### Input data
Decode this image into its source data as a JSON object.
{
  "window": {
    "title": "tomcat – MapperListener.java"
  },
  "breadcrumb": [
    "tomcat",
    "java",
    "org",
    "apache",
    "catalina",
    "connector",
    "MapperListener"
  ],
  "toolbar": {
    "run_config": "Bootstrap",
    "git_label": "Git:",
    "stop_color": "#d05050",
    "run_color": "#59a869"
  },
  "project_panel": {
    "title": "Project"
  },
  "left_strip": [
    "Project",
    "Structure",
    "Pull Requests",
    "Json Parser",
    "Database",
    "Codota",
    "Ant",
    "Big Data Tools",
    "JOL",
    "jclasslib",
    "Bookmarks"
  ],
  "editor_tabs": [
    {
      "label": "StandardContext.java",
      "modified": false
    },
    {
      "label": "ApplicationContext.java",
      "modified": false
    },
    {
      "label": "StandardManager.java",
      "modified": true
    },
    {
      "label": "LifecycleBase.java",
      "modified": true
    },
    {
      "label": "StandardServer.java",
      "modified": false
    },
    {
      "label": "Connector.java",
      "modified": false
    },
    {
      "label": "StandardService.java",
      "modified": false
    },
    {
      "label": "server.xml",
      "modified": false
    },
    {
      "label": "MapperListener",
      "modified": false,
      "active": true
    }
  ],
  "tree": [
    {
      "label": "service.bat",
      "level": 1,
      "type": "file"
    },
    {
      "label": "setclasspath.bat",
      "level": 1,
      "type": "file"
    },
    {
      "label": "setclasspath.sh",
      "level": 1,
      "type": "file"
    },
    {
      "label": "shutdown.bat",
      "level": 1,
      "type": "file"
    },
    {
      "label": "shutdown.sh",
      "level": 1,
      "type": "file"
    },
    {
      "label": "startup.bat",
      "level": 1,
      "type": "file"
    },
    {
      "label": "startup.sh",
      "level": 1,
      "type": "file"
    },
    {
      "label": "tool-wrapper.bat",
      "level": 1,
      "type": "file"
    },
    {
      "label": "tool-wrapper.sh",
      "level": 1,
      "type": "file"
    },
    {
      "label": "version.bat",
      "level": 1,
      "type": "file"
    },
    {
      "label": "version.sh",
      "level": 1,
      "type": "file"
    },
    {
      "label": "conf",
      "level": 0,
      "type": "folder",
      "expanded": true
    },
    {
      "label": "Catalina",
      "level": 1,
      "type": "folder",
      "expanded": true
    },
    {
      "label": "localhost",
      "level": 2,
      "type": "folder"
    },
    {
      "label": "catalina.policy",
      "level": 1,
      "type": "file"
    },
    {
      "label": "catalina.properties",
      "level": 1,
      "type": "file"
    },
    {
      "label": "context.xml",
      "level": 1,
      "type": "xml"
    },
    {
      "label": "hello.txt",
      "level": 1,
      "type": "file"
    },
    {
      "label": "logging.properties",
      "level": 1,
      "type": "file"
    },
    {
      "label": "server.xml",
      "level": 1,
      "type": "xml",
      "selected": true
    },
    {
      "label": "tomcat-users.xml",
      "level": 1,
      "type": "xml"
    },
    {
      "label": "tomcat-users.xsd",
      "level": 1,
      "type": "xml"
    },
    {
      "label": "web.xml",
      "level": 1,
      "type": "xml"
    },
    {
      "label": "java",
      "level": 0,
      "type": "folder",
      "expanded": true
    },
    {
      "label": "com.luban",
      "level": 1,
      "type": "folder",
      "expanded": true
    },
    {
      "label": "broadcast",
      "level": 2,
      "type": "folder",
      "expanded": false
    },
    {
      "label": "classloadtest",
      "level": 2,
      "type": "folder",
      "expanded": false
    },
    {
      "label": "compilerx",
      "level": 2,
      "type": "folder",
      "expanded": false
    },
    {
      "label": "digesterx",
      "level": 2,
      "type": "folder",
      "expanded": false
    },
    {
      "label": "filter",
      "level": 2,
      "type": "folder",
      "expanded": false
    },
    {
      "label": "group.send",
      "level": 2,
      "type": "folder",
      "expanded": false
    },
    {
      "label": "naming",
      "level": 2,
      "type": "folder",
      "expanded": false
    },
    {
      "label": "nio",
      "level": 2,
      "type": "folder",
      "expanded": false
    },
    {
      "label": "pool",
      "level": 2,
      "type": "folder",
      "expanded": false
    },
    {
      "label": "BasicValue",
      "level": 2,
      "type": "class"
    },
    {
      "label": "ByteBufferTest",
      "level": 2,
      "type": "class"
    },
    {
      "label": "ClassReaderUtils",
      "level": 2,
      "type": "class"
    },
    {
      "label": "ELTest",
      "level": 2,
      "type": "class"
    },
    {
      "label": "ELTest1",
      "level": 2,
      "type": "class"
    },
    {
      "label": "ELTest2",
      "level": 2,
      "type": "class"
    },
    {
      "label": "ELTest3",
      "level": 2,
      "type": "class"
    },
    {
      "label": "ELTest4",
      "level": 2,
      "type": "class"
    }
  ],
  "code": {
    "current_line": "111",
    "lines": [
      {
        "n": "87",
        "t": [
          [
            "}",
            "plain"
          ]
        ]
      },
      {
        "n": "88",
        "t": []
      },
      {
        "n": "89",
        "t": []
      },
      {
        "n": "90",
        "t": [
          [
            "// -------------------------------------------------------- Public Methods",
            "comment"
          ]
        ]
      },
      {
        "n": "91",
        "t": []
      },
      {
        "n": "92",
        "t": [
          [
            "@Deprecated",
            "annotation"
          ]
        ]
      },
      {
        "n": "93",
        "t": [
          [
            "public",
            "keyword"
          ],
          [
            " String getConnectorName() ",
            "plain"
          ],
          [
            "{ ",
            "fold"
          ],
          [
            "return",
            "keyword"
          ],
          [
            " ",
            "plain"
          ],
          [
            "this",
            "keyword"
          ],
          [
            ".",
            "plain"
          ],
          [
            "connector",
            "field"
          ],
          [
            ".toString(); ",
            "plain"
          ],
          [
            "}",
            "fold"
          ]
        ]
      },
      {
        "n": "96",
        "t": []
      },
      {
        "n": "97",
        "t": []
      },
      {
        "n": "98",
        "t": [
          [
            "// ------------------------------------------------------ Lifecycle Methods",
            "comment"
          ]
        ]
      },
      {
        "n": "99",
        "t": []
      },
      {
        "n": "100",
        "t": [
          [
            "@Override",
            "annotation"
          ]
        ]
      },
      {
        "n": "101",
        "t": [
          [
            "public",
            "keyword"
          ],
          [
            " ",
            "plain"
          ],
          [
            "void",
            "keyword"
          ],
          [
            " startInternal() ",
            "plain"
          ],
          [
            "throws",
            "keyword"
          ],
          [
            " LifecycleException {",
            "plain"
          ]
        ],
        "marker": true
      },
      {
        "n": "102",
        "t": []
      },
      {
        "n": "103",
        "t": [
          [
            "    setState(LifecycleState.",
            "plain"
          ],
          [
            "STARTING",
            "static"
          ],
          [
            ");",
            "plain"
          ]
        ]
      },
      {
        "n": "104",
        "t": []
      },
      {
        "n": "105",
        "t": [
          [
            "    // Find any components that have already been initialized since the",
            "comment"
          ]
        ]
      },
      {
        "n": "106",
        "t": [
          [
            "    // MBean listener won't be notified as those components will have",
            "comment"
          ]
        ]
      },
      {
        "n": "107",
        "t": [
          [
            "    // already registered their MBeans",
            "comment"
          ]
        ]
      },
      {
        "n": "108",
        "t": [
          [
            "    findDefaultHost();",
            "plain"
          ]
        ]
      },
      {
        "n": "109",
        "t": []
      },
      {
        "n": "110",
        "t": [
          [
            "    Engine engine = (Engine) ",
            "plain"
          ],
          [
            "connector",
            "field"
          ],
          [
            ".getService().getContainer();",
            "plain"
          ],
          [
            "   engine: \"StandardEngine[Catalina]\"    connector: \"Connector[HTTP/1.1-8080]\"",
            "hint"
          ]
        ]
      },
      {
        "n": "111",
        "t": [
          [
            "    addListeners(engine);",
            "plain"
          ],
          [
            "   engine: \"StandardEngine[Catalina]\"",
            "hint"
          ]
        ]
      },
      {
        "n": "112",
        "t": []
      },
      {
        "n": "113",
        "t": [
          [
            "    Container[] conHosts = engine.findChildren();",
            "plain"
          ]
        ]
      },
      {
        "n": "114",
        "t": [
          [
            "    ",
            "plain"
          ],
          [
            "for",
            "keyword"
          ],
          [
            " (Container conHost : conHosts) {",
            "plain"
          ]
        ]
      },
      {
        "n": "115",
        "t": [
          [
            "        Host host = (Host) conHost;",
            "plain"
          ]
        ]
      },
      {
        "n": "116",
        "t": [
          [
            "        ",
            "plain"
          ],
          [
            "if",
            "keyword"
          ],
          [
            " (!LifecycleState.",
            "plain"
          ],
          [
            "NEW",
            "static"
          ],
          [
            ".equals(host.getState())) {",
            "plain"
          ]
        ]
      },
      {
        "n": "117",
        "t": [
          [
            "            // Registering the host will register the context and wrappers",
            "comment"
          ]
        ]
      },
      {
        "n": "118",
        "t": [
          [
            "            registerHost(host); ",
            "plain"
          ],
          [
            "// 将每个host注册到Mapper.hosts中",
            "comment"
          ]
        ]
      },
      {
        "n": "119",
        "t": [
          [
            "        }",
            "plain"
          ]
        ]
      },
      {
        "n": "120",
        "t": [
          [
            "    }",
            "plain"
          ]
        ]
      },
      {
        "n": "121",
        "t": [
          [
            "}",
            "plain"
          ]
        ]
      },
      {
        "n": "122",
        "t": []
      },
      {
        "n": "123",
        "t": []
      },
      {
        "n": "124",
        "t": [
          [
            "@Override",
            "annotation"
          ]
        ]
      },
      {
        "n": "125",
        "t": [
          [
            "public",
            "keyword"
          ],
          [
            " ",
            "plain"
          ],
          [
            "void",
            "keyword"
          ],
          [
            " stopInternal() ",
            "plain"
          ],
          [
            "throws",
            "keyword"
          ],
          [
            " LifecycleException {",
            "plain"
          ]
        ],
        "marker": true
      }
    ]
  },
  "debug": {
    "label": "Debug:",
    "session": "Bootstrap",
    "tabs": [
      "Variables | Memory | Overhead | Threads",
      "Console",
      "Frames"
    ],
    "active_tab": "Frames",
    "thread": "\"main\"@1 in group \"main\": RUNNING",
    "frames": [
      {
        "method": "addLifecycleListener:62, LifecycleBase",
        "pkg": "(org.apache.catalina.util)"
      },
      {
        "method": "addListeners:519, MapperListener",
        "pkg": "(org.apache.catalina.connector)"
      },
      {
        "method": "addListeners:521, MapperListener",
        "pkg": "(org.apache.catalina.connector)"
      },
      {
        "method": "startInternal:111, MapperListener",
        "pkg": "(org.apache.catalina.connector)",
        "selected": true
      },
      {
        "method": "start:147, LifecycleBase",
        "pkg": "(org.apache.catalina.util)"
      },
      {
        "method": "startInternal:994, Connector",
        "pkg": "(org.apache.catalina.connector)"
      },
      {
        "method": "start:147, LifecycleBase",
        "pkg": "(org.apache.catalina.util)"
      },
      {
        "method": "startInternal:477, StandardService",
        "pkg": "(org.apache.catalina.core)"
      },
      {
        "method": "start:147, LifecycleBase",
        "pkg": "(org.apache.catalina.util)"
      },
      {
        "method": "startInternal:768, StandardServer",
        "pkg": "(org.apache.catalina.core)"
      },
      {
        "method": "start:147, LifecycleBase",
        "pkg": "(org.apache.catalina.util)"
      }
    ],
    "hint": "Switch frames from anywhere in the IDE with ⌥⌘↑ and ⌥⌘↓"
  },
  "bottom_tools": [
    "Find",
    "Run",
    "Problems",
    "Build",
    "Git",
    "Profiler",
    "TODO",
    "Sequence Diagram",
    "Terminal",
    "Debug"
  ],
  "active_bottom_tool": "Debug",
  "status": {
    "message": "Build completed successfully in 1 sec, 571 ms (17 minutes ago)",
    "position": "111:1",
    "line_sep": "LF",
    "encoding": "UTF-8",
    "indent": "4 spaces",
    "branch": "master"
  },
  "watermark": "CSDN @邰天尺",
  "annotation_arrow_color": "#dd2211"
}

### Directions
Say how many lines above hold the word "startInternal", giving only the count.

### Written solution
5